The camera I got, after a brief but thorough research session, is the Fujifilm X-T1 with the 18-55mm kit lens. It’s an older model with many favorable reviews from professionals and hobbyists saying they still love using it even alongside the newer version. The last time I bought a camera, mirrorless technology was still in its early years, but I knew that this time I wanted a mirrorless because I’m just not the type of person who would want to lug around a bulkier DSLR for hobby photography, plus I love the classic film camera look. Mostly, it feels good to have the option to take high quality photos, especially for potential future trips. I’ve heard good things about the pancake lens, so that’s next on my wishlist as it seems like a great option to make the camera even more compact and travel-friendly. So far I’m super impressed with the quality of the kit lens and how quickly I’m learning to navigate the camera controls (it has dials on top for all the main stuff so there’s no need to go through a bunch of menus, which is really nice and adds to the tactile appeal). I still love my iPhone, but it sort of feels like getting a new pair of glasses with a stronger prescription and everything is way more crisp and clear.

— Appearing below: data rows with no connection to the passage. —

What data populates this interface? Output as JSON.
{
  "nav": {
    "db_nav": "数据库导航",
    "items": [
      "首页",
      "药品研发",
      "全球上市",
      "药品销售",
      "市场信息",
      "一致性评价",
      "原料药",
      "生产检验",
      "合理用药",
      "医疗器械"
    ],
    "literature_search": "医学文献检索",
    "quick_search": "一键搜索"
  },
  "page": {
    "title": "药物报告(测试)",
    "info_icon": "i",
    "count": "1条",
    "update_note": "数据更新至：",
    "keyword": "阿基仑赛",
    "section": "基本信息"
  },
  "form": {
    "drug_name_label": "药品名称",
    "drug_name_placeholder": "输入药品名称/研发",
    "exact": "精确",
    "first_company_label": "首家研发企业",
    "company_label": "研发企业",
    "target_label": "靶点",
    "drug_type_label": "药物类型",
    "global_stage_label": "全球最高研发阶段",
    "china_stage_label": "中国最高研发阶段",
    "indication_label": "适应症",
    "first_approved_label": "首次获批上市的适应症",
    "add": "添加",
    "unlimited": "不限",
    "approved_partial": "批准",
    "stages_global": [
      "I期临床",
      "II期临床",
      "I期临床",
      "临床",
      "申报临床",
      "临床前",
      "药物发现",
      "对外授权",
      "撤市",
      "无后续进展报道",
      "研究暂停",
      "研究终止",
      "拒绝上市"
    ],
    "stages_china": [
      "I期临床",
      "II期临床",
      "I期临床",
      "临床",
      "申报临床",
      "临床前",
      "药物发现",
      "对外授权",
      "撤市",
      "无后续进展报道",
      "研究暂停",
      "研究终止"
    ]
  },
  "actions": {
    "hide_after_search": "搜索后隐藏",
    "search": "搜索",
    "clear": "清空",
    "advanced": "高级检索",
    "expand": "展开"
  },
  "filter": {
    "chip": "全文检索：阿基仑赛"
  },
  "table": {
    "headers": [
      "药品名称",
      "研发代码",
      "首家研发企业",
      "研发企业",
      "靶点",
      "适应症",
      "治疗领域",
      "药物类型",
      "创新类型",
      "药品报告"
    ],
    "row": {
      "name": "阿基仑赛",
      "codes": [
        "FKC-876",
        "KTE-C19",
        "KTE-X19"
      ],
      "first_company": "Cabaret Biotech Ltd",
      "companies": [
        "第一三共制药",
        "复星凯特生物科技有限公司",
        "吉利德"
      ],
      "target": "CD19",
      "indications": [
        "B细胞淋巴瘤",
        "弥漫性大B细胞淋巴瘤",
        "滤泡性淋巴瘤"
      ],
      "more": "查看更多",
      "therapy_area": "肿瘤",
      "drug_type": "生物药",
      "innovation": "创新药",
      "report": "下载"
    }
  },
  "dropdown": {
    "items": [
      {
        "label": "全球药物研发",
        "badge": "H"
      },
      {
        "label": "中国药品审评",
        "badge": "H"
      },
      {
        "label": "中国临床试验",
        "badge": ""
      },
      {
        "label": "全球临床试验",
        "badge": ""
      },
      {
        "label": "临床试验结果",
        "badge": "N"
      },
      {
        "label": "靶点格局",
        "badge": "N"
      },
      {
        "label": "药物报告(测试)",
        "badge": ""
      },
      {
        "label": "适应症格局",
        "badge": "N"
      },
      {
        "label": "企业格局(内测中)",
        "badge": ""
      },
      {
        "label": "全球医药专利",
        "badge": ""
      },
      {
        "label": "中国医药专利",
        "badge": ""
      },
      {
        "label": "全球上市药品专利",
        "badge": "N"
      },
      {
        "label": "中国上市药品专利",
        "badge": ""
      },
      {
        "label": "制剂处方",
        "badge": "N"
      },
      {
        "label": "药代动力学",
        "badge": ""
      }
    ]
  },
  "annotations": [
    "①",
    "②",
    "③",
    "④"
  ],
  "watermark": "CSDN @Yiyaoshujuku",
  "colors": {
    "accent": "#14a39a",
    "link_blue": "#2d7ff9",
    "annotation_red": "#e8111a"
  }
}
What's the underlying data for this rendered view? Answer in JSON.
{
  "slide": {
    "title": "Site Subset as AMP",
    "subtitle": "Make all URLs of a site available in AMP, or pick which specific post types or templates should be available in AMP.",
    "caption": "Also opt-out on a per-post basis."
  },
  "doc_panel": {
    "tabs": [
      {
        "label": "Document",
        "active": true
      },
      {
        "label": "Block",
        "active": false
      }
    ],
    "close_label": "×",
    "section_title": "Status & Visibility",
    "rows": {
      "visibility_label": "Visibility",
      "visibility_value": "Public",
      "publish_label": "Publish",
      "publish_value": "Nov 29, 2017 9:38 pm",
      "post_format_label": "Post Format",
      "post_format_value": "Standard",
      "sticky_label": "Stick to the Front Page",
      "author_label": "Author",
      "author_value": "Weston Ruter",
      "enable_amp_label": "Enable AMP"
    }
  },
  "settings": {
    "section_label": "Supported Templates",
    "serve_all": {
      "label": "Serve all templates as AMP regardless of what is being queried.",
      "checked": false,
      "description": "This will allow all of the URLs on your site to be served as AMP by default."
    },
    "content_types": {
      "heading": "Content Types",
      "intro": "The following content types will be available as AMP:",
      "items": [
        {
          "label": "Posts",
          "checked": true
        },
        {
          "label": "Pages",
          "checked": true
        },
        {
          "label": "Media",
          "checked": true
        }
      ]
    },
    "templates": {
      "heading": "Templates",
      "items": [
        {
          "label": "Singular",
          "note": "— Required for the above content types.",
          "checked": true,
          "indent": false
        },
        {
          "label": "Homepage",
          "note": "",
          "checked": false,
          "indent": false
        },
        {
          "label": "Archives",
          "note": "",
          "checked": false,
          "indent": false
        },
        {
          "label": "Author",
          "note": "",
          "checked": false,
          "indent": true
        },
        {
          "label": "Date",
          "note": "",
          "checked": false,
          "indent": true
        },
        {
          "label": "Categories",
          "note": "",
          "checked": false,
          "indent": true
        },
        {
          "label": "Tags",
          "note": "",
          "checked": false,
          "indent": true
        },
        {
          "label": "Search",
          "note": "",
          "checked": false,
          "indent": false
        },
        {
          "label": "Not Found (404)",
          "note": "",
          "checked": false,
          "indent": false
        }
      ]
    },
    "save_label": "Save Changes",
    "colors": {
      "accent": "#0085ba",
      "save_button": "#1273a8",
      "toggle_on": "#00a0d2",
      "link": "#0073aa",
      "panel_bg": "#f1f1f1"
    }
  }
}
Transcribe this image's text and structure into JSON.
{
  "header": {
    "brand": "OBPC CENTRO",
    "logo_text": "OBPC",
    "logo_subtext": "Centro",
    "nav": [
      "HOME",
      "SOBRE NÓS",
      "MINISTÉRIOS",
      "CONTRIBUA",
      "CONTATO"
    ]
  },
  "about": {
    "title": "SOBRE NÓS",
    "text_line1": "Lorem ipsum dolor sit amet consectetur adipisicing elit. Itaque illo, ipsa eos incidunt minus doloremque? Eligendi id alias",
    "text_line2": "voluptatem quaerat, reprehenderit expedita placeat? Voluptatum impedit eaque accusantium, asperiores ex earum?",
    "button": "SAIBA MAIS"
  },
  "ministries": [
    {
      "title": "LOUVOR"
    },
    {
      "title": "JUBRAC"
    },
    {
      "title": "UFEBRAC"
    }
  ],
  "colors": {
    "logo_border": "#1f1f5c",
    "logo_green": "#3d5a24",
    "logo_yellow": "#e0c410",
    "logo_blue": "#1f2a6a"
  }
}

Also, it reminds me of my grandpa, always with a camera around his neck from the late 1930s to the ’00s. I have several old “toy” cameras from his collection on my bookshelf and I think he’d appreciate how many of his grandchildren wound up loving photography. Most of us seem to have inherited the affinity (or perhaps deep-seated need) to document our lives. I also perhaps inherited my favorite color from him (always comes back to green), and a love of nature, which is my favorite thing to photograph. Now if only more blooms would arrive, they’re running late this spring and I am anxious to have more subjects to practice on. 🙂 Happy Earth Day (and birthday, in my dad’s case)!